* Extracted entries
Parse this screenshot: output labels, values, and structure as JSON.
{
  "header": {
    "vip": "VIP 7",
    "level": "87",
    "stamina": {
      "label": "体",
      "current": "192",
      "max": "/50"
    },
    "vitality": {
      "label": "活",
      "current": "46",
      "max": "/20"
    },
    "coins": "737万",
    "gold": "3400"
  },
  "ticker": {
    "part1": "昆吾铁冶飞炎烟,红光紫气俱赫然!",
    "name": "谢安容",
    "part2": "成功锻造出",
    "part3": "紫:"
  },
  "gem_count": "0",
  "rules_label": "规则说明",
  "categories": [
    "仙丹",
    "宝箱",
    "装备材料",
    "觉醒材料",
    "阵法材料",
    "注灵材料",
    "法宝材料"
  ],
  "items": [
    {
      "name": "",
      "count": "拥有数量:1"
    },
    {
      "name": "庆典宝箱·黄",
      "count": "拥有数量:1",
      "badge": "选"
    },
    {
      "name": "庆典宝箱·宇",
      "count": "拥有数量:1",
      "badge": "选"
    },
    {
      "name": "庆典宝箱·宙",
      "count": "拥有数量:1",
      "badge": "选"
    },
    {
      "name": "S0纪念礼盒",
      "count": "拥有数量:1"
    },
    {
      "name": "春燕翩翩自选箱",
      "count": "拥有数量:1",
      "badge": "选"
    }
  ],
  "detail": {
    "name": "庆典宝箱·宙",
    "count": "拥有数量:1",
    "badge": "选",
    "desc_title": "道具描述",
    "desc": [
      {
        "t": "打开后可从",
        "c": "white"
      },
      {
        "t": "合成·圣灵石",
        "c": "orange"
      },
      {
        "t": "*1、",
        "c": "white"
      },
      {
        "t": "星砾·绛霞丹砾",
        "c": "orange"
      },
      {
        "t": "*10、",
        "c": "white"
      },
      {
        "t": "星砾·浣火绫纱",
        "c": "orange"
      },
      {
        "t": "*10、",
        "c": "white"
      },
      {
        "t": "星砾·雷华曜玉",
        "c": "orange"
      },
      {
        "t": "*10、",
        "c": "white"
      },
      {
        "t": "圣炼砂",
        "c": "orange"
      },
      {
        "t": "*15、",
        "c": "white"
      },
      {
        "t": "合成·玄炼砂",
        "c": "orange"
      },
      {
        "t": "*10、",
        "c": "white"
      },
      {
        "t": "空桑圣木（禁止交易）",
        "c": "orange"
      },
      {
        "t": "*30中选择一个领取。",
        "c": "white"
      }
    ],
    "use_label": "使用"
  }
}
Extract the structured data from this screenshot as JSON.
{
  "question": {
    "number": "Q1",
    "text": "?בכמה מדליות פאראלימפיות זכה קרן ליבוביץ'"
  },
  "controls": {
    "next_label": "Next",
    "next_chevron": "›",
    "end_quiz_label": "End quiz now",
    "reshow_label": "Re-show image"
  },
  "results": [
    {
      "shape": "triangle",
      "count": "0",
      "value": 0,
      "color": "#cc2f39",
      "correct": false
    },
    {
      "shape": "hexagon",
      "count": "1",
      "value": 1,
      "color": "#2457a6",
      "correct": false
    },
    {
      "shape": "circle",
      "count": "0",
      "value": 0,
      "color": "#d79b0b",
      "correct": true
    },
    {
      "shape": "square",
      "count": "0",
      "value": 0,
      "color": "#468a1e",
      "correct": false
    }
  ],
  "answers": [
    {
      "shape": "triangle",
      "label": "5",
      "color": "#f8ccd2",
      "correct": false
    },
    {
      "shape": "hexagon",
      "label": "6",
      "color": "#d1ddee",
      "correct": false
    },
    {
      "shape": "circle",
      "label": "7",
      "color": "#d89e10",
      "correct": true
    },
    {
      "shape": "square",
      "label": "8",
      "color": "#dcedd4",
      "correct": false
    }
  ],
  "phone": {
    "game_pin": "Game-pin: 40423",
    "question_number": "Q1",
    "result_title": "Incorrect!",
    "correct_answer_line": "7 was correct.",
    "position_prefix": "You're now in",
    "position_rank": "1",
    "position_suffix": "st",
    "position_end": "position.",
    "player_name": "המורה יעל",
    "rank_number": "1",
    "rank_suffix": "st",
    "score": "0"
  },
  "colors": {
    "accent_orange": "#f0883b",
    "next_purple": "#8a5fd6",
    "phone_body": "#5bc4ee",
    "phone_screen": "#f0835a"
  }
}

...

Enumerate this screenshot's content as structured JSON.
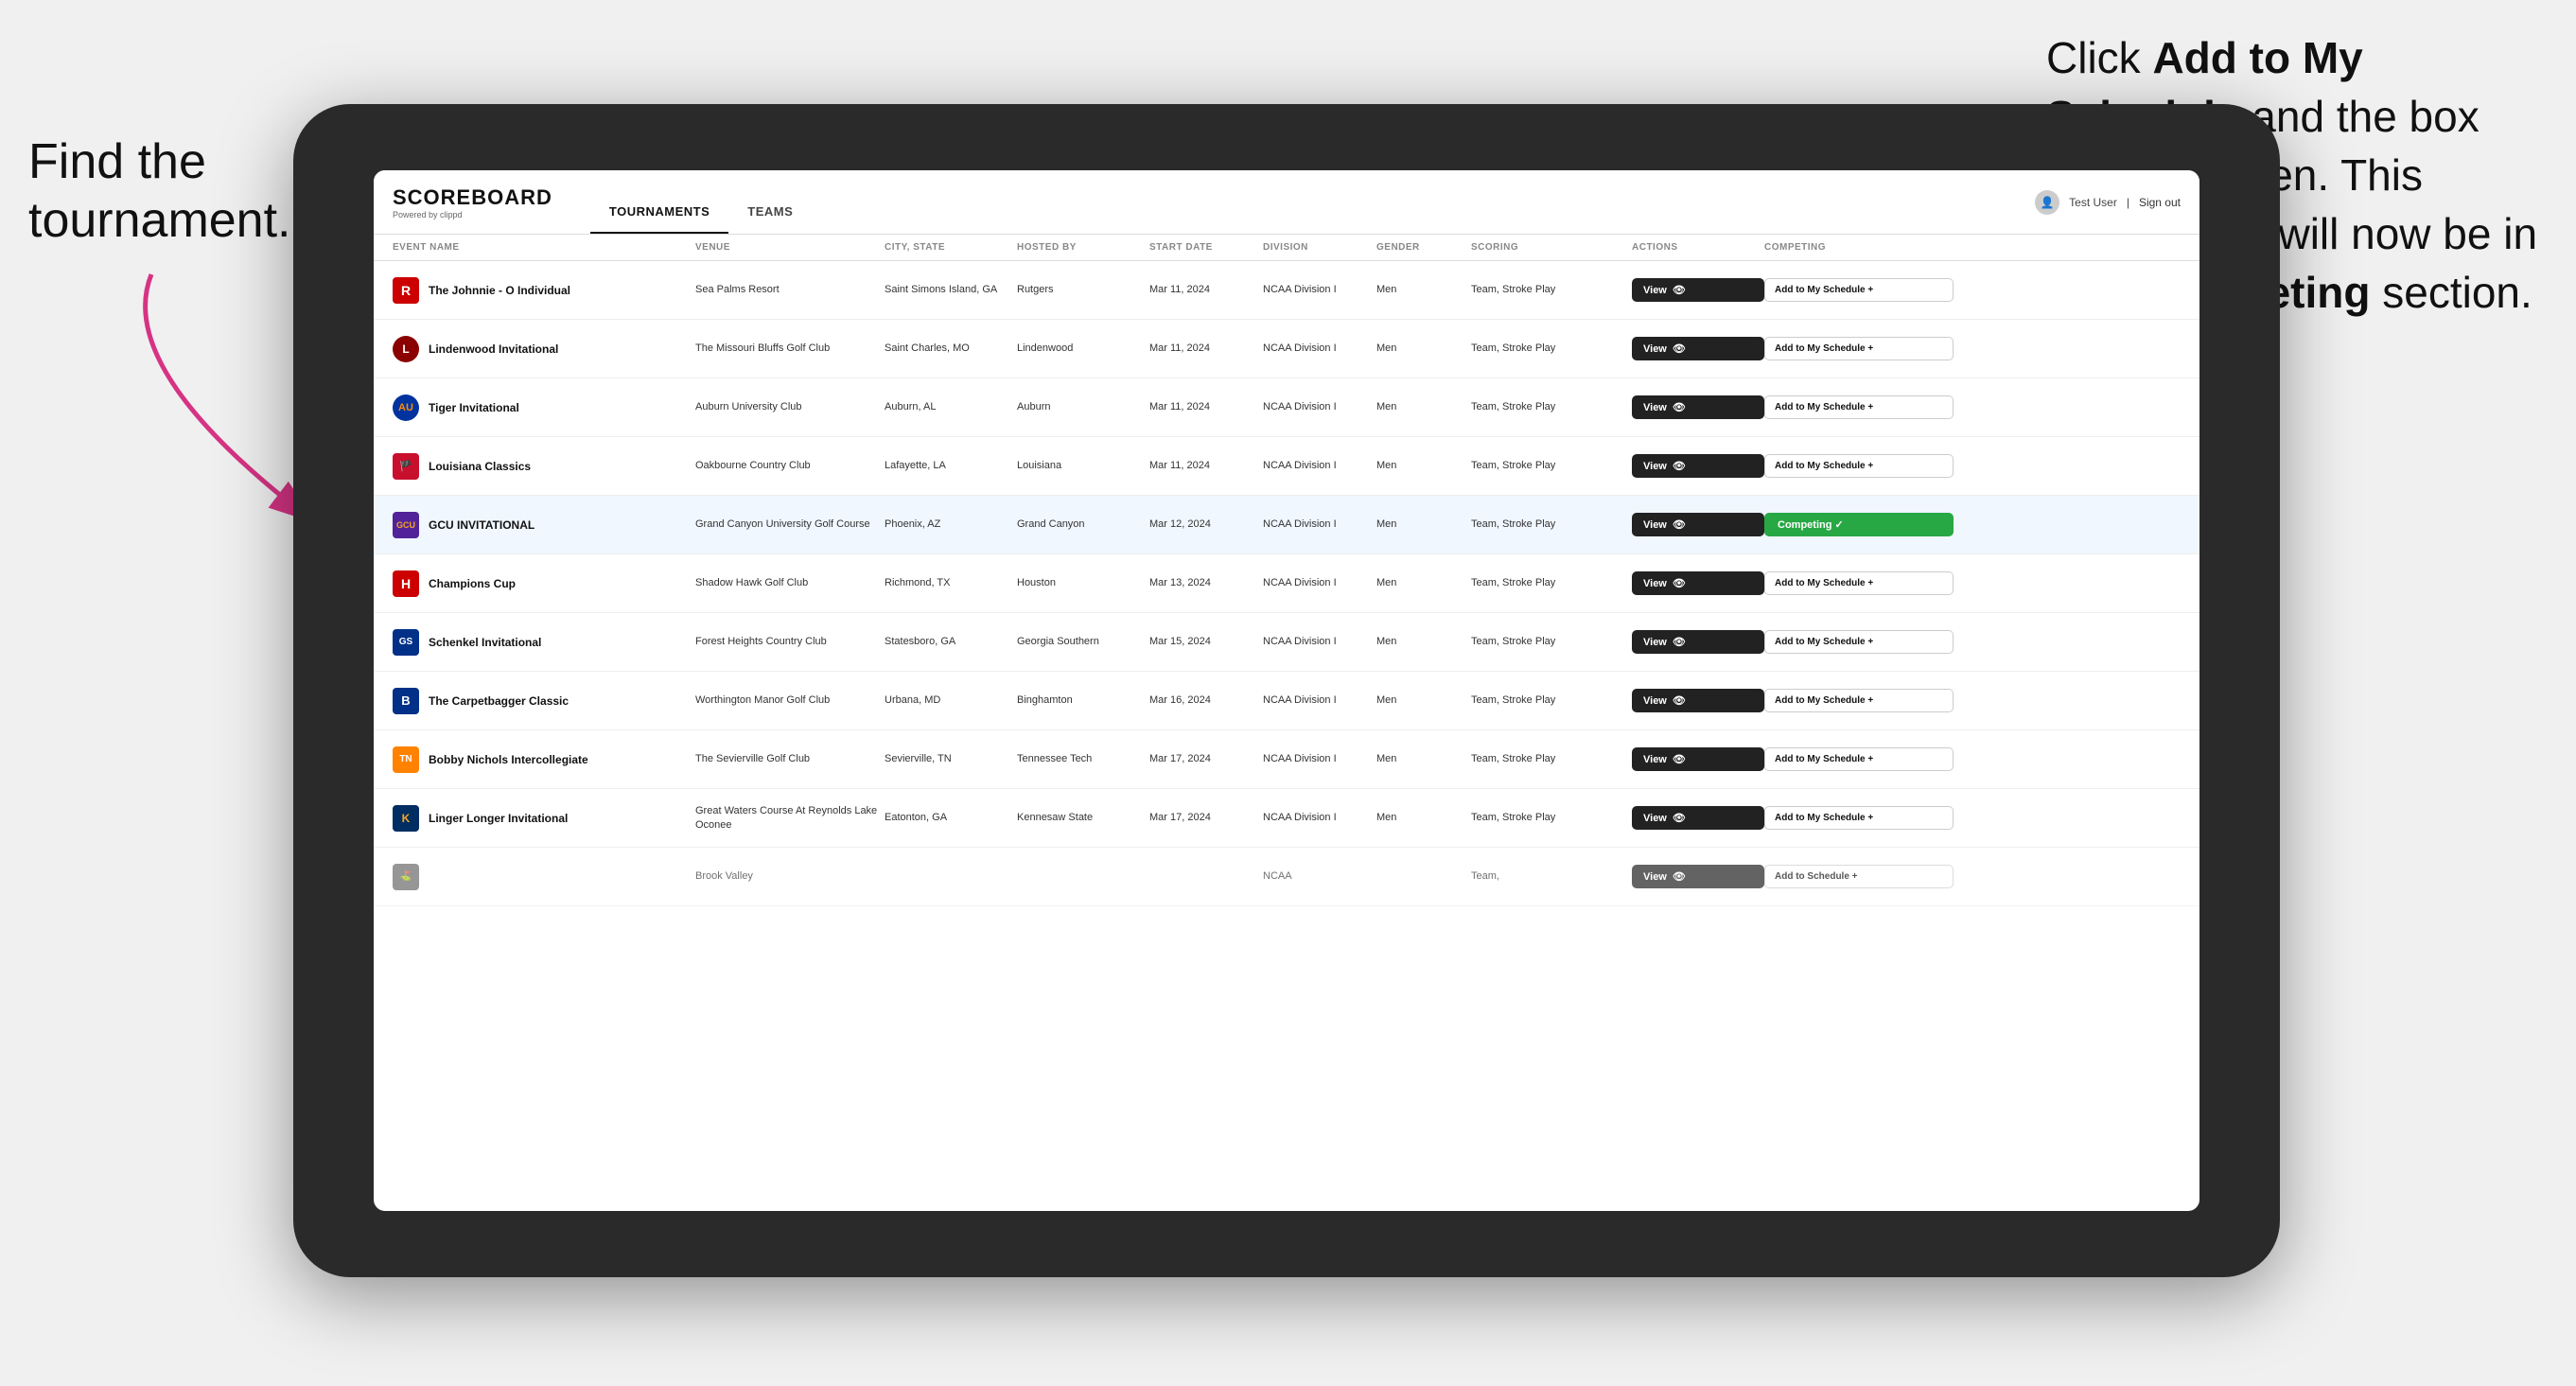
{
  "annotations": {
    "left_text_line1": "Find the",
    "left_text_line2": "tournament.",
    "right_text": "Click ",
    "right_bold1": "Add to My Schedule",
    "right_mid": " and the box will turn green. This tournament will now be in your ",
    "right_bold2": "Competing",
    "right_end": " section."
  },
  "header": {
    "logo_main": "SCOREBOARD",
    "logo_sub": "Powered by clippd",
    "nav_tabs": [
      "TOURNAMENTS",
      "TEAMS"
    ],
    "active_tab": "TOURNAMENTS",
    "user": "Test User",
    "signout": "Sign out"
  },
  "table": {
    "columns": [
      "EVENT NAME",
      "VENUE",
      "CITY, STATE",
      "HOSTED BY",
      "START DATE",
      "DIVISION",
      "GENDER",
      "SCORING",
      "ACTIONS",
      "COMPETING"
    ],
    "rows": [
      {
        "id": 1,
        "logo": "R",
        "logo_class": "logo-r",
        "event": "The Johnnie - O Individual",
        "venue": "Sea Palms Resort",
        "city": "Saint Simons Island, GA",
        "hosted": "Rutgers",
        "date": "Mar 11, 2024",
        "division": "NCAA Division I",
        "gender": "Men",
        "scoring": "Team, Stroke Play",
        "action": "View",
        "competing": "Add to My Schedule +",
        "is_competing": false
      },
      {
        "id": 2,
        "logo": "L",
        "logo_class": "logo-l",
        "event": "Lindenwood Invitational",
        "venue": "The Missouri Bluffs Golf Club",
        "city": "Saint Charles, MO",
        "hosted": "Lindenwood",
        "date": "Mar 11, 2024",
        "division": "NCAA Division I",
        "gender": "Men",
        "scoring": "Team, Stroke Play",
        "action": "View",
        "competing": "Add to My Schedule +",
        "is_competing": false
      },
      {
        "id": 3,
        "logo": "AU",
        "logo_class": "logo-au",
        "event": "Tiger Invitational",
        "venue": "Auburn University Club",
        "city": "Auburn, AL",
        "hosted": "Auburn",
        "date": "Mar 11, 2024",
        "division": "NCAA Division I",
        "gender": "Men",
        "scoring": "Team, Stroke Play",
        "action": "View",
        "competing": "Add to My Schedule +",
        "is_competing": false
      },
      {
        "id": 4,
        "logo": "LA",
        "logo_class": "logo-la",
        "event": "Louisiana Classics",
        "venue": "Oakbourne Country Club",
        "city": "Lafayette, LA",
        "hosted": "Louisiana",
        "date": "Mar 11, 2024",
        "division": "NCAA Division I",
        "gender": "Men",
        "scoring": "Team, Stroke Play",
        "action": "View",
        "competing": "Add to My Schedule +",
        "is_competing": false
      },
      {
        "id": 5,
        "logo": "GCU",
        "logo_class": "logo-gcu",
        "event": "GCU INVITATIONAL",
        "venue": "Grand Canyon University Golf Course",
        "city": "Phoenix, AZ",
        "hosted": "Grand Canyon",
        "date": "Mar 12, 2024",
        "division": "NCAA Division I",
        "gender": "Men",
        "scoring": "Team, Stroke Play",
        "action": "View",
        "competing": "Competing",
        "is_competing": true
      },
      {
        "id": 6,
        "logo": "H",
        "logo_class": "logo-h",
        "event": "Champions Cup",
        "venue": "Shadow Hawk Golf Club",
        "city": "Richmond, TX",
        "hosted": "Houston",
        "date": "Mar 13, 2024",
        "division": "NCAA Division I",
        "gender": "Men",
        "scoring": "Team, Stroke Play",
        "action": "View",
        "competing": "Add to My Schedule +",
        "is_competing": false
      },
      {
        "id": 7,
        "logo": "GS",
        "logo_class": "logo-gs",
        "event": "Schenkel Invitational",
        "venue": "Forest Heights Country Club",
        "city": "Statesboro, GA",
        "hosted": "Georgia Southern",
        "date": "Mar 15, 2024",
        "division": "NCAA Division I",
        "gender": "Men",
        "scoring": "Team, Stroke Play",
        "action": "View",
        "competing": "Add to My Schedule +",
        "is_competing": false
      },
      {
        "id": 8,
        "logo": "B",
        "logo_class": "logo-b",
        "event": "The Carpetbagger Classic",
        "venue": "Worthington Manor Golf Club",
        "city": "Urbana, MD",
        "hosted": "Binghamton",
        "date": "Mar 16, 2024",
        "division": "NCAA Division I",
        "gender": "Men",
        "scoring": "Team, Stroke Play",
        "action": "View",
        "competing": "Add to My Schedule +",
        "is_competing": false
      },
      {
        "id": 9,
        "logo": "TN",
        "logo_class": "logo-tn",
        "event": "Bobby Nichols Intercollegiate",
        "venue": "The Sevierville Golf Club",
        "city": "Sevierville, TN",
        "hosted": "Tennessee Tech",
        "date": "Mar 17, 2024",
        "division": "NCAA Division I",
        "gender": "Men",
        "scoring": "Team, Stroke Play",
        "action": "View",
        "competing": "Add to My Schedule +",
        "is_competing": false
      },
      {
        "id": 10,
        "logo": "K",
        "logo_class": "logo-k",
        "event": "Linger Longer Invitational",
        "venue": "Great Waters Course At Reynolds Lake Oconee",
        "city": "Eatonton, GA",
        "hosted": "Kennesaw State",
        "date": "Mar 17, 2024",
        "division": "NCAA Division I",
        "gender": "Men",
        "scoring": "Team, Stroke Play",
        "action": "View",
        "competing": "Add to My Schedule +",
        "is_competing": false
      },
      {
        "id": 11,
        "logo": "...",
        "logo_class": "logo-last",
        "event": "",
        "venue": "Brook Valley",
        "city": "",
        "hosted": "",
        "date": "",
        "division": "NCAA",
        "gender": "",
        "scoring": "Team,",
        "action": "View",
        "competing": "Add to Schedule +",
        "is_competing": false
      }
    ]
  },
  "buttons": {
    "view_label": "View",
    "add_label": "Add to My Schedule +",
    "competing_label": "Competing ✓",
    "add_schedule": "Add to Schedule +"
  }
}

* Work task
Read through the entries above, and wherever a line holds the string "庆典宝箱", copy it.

* Final answer
      "name": "庆典宝箱·黄",
      "name": "庆典宝箱·宇",
      "name": "庆典宝箱·宙",
    "name": "庆典宝箱·宙",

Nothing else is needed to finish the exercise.